The present political situation being what it is should only provide more impetus to hurry and buy additional magazines—now!
I had the good fortune to spend considerable time sequestered away where all weapons and ammo were milspec. I honestly just couldn’t see what the hoopla was all about in regard to parts quality and breakage issues with AR-style weapons. I saw a lot of rounds go downrange and rarely were stoppages attributable to the weapon. They generally resulted from old, worn-out magazines or poor lubrication.
Then I borrowed a parts gun to compete in a three-gun match. It produced more double feeds in one morning than I had seen in several years. I later had a cheap, commercial CAR-style stock and extension tube on a personal rifle. No amount of tightening could keep it from unscrewing from the lower receiver with only gentle pressure. I finally got the memo and replaced it with a proper quality tube and a CTR stock and then went ahead and staked the gas keys on the corresponding commercial-quality bolt. It has been a solid performer ever since.
Considerable time in mixed enrollment classes and competition has made me an absolute stickler for milspec parts of known provenance. It is amazing how few issues there are when shooters use milspec parts and avoid offshore aftermarket junk. But like all our holster boxes full of second-rate junk, each shooter has a hard time resisting “as good as, but much cheaper” appearing parts.
THE BOTTOM LINE
Some things are just worth the money, even if they seem at casual glance to be unnecessary. The journey can and often does prove the extra cost and frustration of that cut corner.

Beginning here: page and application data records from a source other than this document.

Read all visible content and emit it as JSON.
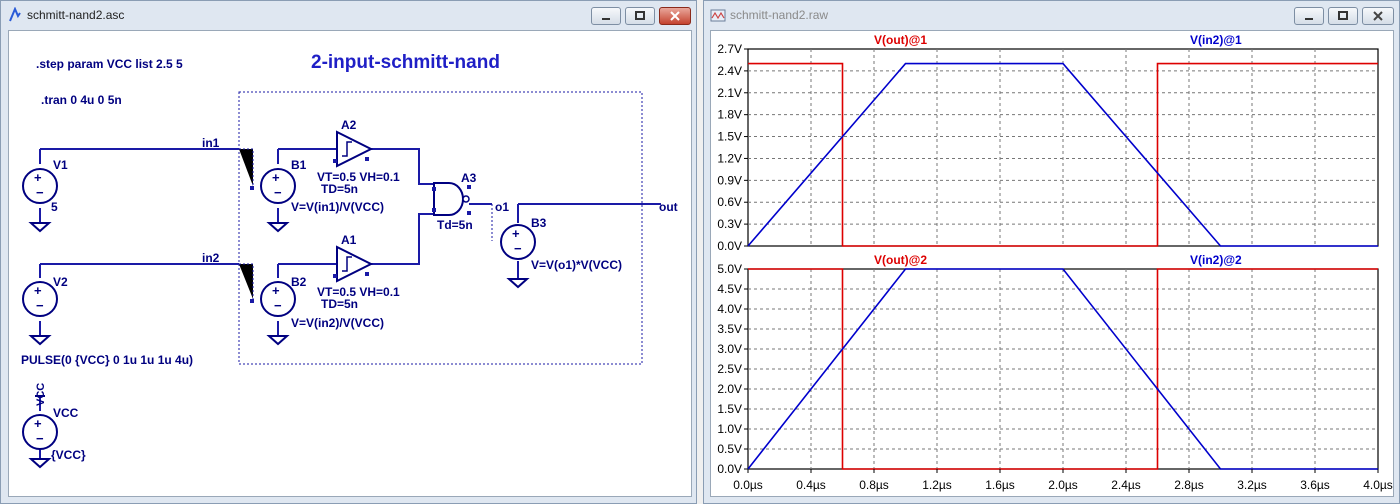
{
  "schematic_window": {
    "title": "schmitt-nand2.asc",
    "diagram_title": "2-input-schmitt-nand",
    "directives": [
      ".step param VCC list 2.5 5",
      ".tran 0 4u 0 5n"
    ],
    "sources": {
      "v1_name": "V1",
      "v1_value": "5",
      "v2_name": "V2",
      "v2_value": "PULSE(0 {VCC} 0 1u 1u 1u 4u)",
      "vcc_name": "VCC",
      "vcc_value": "{VCC}",
      "vcc_net": "VCC"
    },
    "nets": {
      "in1": "in1",
      "in2": "in2",
      "o1": "o1",
      "out": "out"
    },
    "components": {
      "b1_name": "B1",
      "b1_expr": "V=V(in1)/V(VCC)",
      "b2_name": "B2",
      "b2_expr": "V=V(in2)/V(VCC)",
      "b3_name": "B3",
      "b3_expr": "V=V(o1)*V(VCC)",
      "a1_name": "A1",
      "a1_params_1": "VT=0.5 VH=0.1",
      "a1_params_2": "TD=5n",
      "a2_name": "A2",
      "a2_params_1": "VT=0.5 VH=0.1",
      "a2_params_2": "TD=5n",
      "a3_name": "A3",
      "a3_param": "Td=5n"
    },
    "colors": {
      "wire": "#1a1aa6",
      "symbol": "#000080",
      "title": "#1f1fc6"
    }
  },
  "waveform_window": {
    "title": "schmitt-nand2.raw",
    "panes": [
      {
        "trace_left": "V(out)@1",
        "trace_right": "V(in2)@1",
        "y_ticks": [
          "2.7V",
          "2.4V",
          "2.1V",
          "1.8V",
          "1.5V",
          "1.2V",
          "0.9V",
          "0.6V",
          "0.3V",
          "0.0V"
        ]
      },
      {
        "trace_left": "V(out)@2",
        "trace_right": "V(in2)@2",
        "y_ticks": [
          "5.0V",
          "4.5V",
          "4.0V",
          "3.5V",
          "3.0V",
          "2.5V",
          "2.0V",
          "1.5V",
          "1.0V",
          "0.5V",
          "0.0V"
        ]
      }
    ],
    "x_ticks": [
      "0.0µs",
      "0.4µs",
      "0.8µs",
      "1.2µs",
      "1.6µs",
      "2.0µs",
      "2.4µs",
      "2.8µs",
      "3.2µs",
      "3.6µs",
      "4.0µs"
    ]
  },
  "chart_data": [
    {
      "type": "line",
      "grid": true,
      "xlim": [
        0,
        4.0
      ],
      "ylim": [
        0,
        2.7
      ],
      "series": [
        {
          "name": "V(out)@1",
          "color": "#dd0000",
          "x": [
            0,
            0.6,
            0.6,
            2.6,
            2.6,
            4.0
          ],
          "values": [
            2.5,
            2.5,
            0,
            0,
            2.5,
            2.5
          ]
        },
        {
          "name": "V(in2)@1",
          "color": "#0000cc",
          "x": [
            0,
            1.0,
            2.0,
            3.0,
            4.0
          ],
          "values": [
            0,
            2.5,
            2.5,
            0,
            0
          ]
        }
      ]
    },
    {
      "type": "line",
      "grid": true,
      "xlim": [
        0,
        4.0
      ],
      "ylim": [
        0,
        5.0
      ],
      "series": [
        {
          "name": "V(out)@2",
          "color": "#dd0000",
          "x": [
            0,
            0.6,
            0.6,
            2.6,
            2.6,
            4.0
          ],
          "values": [
            5,
            5,
            0,
            0,
            5,
            5
          ]
        },
        {
          "name": "V(in2)@2",
          "color": "#0000cc",
          "x": [
            0,
            1.0,
            2.0,
            3.0,
            4.0
          ],
          "values": [
            0,
            5,
            5,
            0,
            0
          ]
        }
      ]
    }
  ]
}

The economy and pricing situation have made some ripples in the training community and may cause more disruption before it is all over, but with wise spending on some of these critical items, the shooter will wind up better prepared and better invested in his kit.